The RighT Guide is a tool to assess the human rights impacts of anti-trafficking policies. The tool was created by both sex worker-led organisations and allies. The aim of the toolkit is to provide NGOs and other organisations with a tool they can use to assess the consequences of anti-trafficking policies on the human rights of the people most affect by these policies, such as sex workers. The tool provides the step-by-step process to study the impact of anti-trafficking policies, which then provides evidence-based research for advocacy against these policies.

Download this resource: PDF icon 10 The RighT guide_ENG.pdf

This document includes 15 factsheets that answer questions and define terms used in the RighT Guide: A Tool to Assess the Human Rights Impact of Anti-trafficking Policies. The tool was created by both sex worker-led organisations and allies. The aim of the toolkit is to provide NGOs and other organisations with a tool they can use to assess the consequences of anti-trafficking policies on the human rights of the people most affect by these policies, such as sex workers. These factsheets should be used with the RighT Guide to answer questions that readers may have.

Download this resource: PDF icon 10 The RighT guide_Factsheets_ENG.pdf

Research for Sex Work 12: Sex Work and Violence is a peer-reviewed publication for sex workers, activists, health workers, researchers, NGO staff and policy makers. It is available in English and Russian. All issues of Research for Sex Work can be found here.

Theme: Violence
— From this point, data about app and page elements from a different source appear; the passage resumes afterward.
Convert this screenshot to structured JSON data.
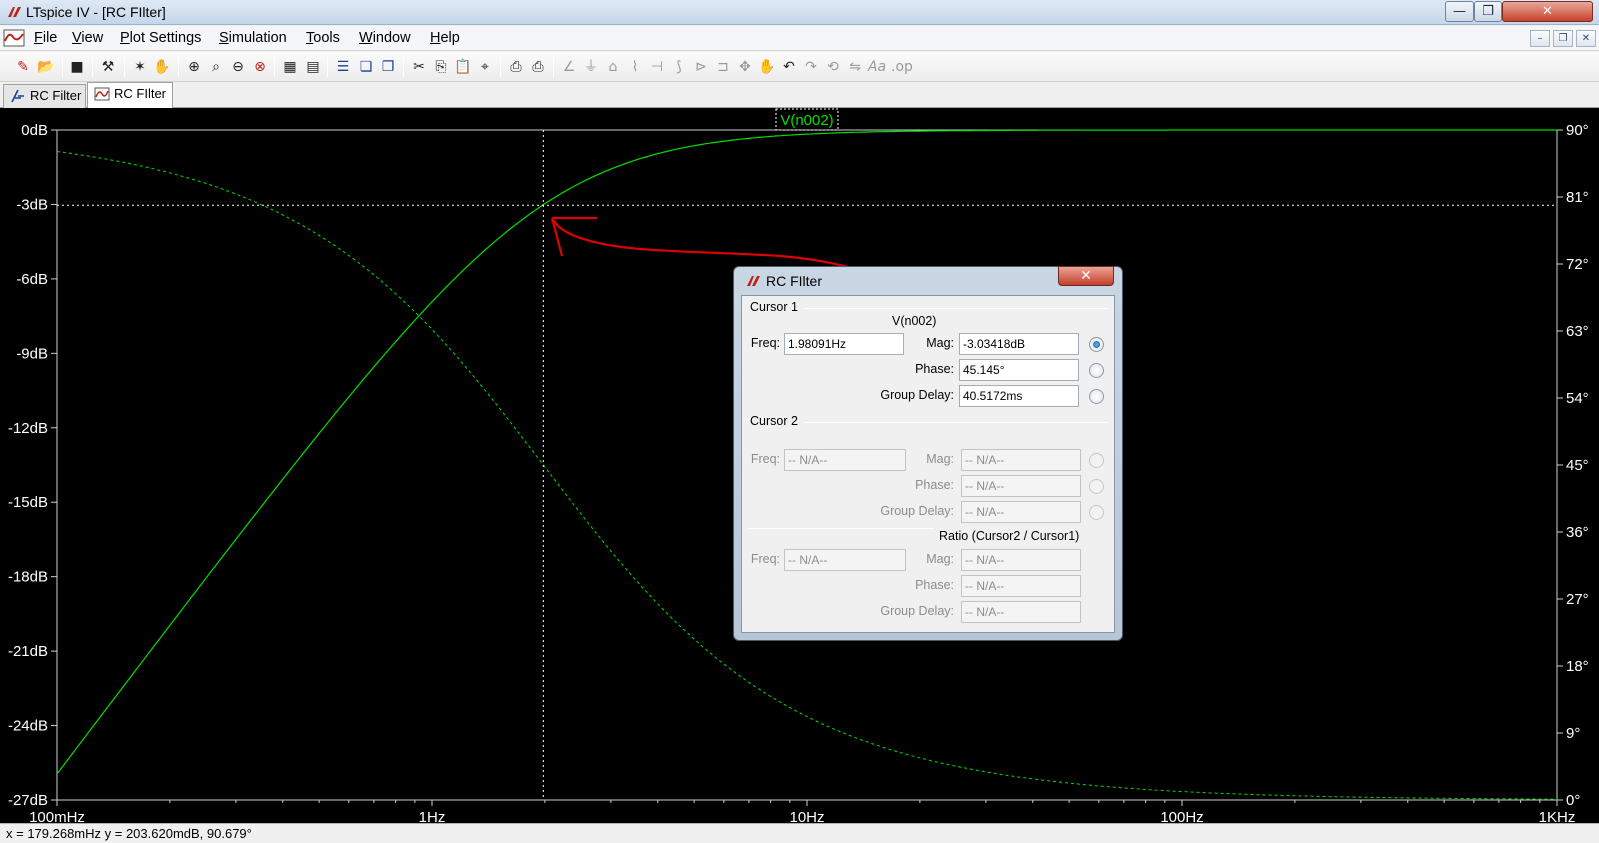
{
  "window": {
    "title": "LTspice IV - [RC FIlter]",
    "controls": {
      "minimize": "—",
      "maximize": "❐",
      "close": "✕"
    }
  },
  "menu": {
    "items": [
      "File",
      "View",
      "Plot Settings",
      "Simulation",
      "Tools",
      "Window",
      "Help"
    ],
    "mdi": {
      "minimize": "–",
      "restore": "❐",
      "close": "✕"
    }
  },
  "toolbar": {
    "icons": [
      "new-schematic-icon",
      "open-icon",
      "save-icon",
      "control-panel-icon",
      "run-icon",
      "pan-icon",
      "zoom-in-icon",
      "zoom-area-icon",
      "zoom-out-icon",
      "zoom-fit-icon",
      "autorange-icon",
      "autoscale-icon",
      "tile-horizontal-icon",
      "cascade-icon",
      "tile-vertical-icon",
      "cut-icon",
      "copy-icon",
      "paste-icon",
      "find-icon",
      "print-preview-icon",
      "print-icon",
      "wire-icon",
      "ground-icon",
      "label-icon",
      "resistor-icon",
      "capacitor-icon",
      "inductor-icon",
      "diode-icon",
      "component-icon",
      "move-icon",
      "drag-icon",
      "undo-icon",
      "redo-icon",
      "rotate-icon",
      "mirror-icon",
      "text-icon",
      "spice-directive-icon"
    ]
  },
  "tabs": [
    {
      "label": "RC Filter",
      "icon": "schematic-icon",
      "active": false
    },
    {
      "label": "RC FIlter",
      "icon": "waveform-icon",
      "active": true
    }
  ],
  "plot": {
    "trace_label": "V(n002)",
    "status": "x = 179.268mHz    y = 203.620mdB, 90.679°"
  },
  "chart_data": {
    "type": "line",
    "title": "V(n002)",
    "xscale": "log",
    "xlim": [
      0.1,
      1000
    ],
    "x_ticks": [
      "100mHz",
      "1Hz",
      "10Hz",
      "100Hz",
      "1KHz"
    ],
    "y_left_ticks": [
      "0dB",
      "-3dB",
      "-6dB",
      "-9dB",
      "-12dB",
      "-15dB",
      "-18dB",
      "-21dB",
      "-24dB",
      "-27dB"
    ],
    "y_right_ticks": [
      "90°",
      "81°",
      "72°",
      "63°",
      "54°",
      "45°",
      "36°",
      "27°",
      "18°",
      "9°",
      "0°"
    ],
    "ylim_left": [
      -27,
      0
    ],
    "ylim_right": [
      0,
      90
    ],
    "cutoff_hz": 1.98091,
    "series": [
      {
        "name": "V(n002)",
        "quantity": "magnitude (dB)",
        "style": "solid",
        "color": "#00e000"
      },
      {
        "name": "V(n002)",
        "quantity": "phase (deg)",
        "style": "dashed",
        "color": "#00e000"
      }
    ],
    "cursor": {
      "x": 1.98091,
      "y_db": -3.03418
    },
    "annotation": "red hand-drawn arrow from Mag field to cursor intersection"
  },
  "dialog": {
    "title": "RC FIlter",
    "close": "✕",
    "cursor1": {
      "label": "Cursor 1",
      "trace": "V(n002)",
      "freq_label": "Freq:",
      "freq": "1.98091Hz",
      "mag_label": "Mag:",
      "mag": "-3.03418dB",
      "phase_label": "Phase:",
      "phase": "45.145°",
      "gd_label": "Group Delay:",
      "gd": "40.5172ms"
    },
    "cursor2": {
      "label": "Cursor 2",
      "freq_label": "Freq:",
      "freq": "-- N/A--",
      "mag_label": "Mag:",
      "mag": "-- N/A--",
      "phase_label": "Phase:",
      "phase": "-- N/A--",
      "gd_label": "Group Delay:",
      "gd": "-- N/A--"
    },
    "ratio": {
      "label": "Ratio (Cursor2 / Cursor1)",
      "freq_label": "Freq:",
      "freq": "-- N/A--",
      "mag_label": "Mag:",
      "mag": "-- N/A--",
      "phase_label": "Phase:",
      "phase": "-- N/A--",
      "gd_label": "Group Delay:",
      "gd": "-- N/A--"
    }
  },
  "colors": {
    "plot_bg": "#000000",
    "trace": "#00e000",
    "annotation": "#e00000",
    "axis_text": "#ffffff"
  }
}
This community-based report by POWER discusses the challenges faced by sex workers in Ottawa and Gatineau in Ontario, Canada. They interviewed 43 adult sex workers including male, female, and transgender sex workers and used this research to guide their advocacy efforts. The report outlines, in detail, the context of sex worker in Ottawa and Gatineau, the labour site challenges faced by sex workers, stigma, discrimination, and violence against sex workers in the region.

Download this resource: PDF icon POWER_Report_Challenges.pdf